Rockefeller Convenes Forum on Illegal Foreclosures Against U.S. Soldiers Deployed Overseas

Says Troops Deserve Consumer Protection on the Home Front While Risking Their Lives Abroad

July 12, 2011

Chairman Rockefeller asks Sec. Locke questions about strengthening manufacturing in America.WASHINGTON, D.C.—Chairman John D. (Jay) Rockefeller IV (D-W.Va.) today convened a forum with Rep. Elijah Cummings (D-Md.), Ranking Member of the House Committee on Oversight and Government Reform, to examine illegal foreclosures against U.S. service members and their families. At the forum, Chairman Rockefeller stressed the need to get banks and other creditors to follow the law and show U.S. services members the respect they deserve when fighting for America.
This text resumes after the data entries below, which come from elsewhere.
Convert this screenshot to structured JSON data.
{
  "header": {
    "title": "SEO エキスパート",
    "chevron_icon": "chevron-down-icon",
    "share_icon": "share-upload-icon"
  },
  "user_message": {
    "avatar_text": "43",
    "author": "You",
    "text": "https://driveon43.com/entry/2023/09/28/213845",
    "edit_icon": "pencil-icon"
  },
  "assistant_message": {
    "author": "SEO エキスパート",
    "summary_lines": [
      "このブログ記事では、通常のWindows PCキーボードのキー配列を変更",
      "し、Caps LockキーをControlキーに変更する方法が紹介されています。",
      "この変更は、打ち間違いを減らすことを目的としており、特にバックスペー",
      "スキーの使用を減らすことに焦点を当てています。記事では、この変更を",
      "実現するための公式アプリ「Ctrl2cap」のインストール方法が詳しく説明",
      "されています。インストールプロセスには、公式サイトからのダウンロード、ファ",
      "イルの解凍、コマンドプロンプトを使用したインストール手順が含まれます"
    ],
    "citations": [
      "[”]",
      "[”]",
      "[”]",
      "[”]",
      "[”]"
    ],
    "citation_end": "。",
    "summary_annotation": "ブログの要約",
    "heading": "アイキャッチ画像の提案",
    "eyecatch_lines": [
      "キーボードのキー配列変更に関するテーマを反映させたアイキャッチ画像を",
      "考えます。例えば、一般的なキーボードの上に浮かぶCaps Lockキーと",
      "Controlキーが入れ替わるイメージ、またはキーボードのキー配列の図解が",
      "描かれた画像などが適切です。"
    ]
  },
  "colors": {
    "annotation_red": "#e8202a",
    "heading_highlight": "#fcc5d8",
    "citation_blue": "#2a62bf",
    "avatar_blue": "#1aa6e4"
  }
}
Chairman Rockefeller’s remarks follow:

I would like to welcome Congressman Cummings and our other guests today to the Senate Commerce Committee hearing room.

Although this is not technically a Commerce Committee hearing, we are holding this forum here today because my colleague Mr. Cummings was not able to persuade his Republican counterparts on the House side that this issue was worthy of that committee’s time. I think it’s a good fit. This issue crosses the jurisdiction of several committees and is especially relevant to me because of my work as the past chairman of the Veterans Committee.
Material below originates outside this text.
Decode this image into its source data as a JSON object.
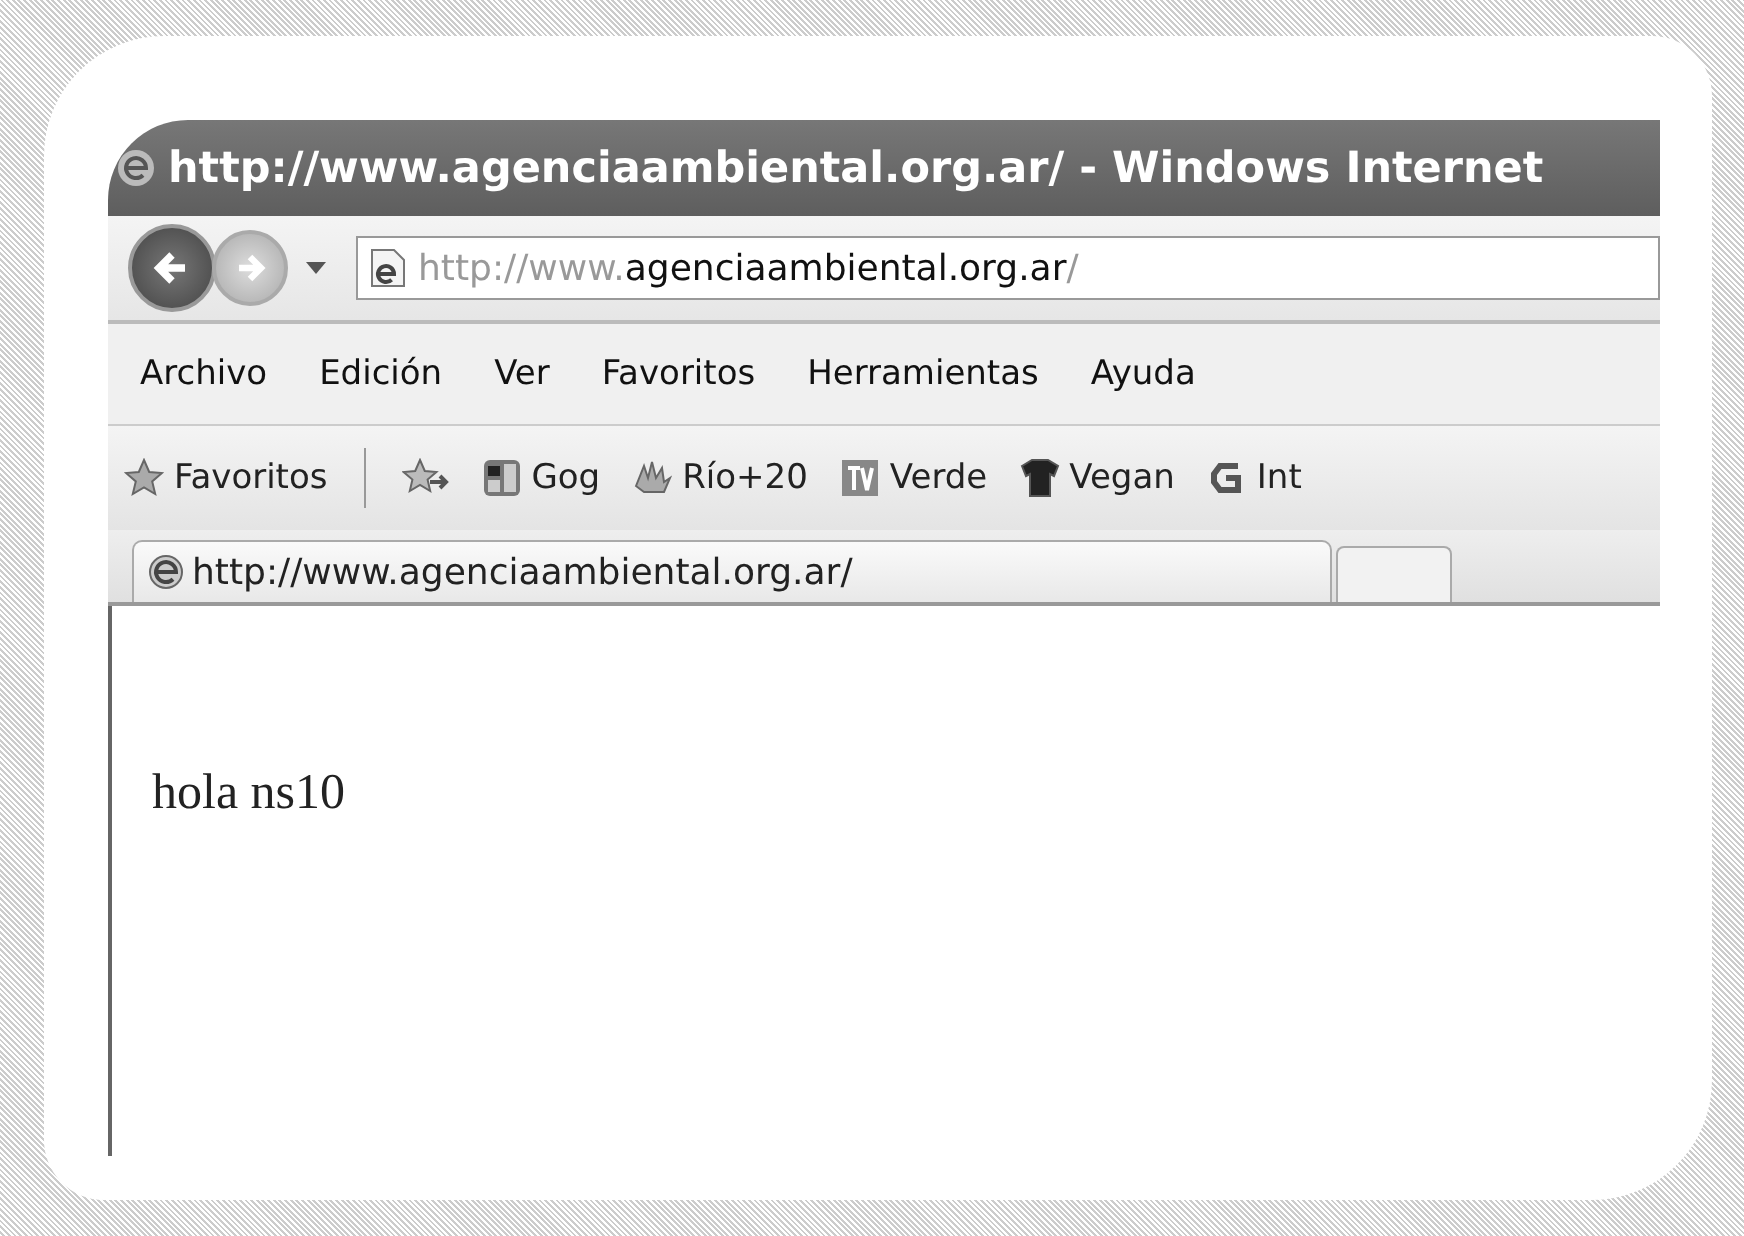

So I am very proud to be the hosting here. Although the debt ceiling and the deficit are central to our work in Congress right now, the way we treat the men and women of the military should always be at the top of the list.

In the Senate Commerce Committee, we tackle everything from space policy and telecommunications to transportation and manufacturing. But since I have been chairman of this Committee, I have insisted that we keep a sharp focus on consumer protection. In fact, the very first hearing I held as Chairman of the Senate Commerce Committee in 2009 looked the same issue we are discussing today—families struggling to meet their financial obligations in these tough economic times.
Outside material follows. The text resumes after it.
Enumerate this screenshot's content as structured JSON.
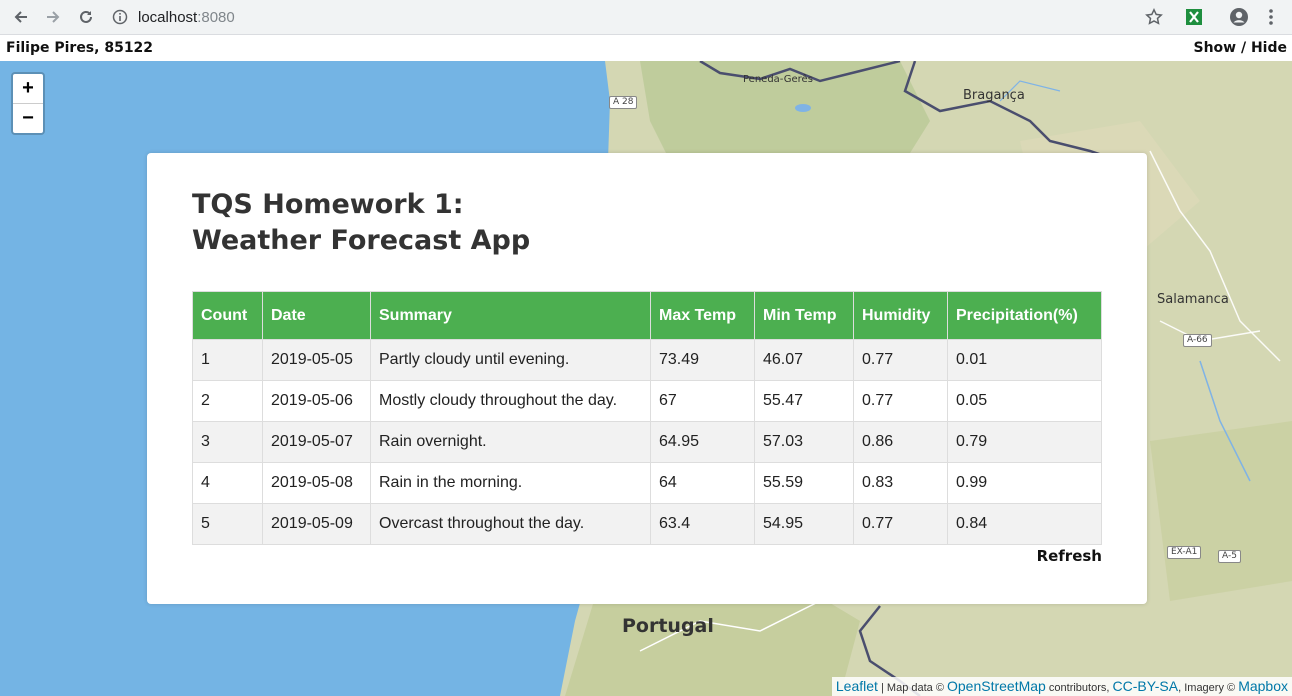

Too often, we forget that our soldiers are consumers too. Like other Americans, our military personnel and their families rent houses, they take out mortgages, and they have credit cards. But our soldiers also have to deal with things that Americans in civilian life can barely imagine. They deploy overseas to dangerous war zones. They endure long periods of separation from their loved ones. If they are Reservists or National Guardsmen, they have to leave their civilian jobs and lives with just a few months’ notice.

One of the basic promises we make to our soldiers is that when you make these extraordinary sacrifices, we will protect you on the home front. The law that makes this promise is called the Servicemembers Civil Relief Act. It says that if an active duty soldier gets into a dispute with his bank or his landlord, we give the soldier the benefit of the doubt.

This is not a new law. It’s been around for decades. But for some reason, many banks in our country still don’t seem to get it. We have been at war for more than ten years now in Iraq and Afghanistan, and active-duty soldiers are still getting foreclosure notices in violation of the law; their family members are still receiving harassing collection calls; and their credit cards are still being improperly cancelled.

What I hope to learn more about today is what we can do to get banks and other creditors to follow the law and show our soldiers the respect they deserve. I also want to know what we can be doing to help our soldiers understand what their rights are and use them. I look forward to the discussion today.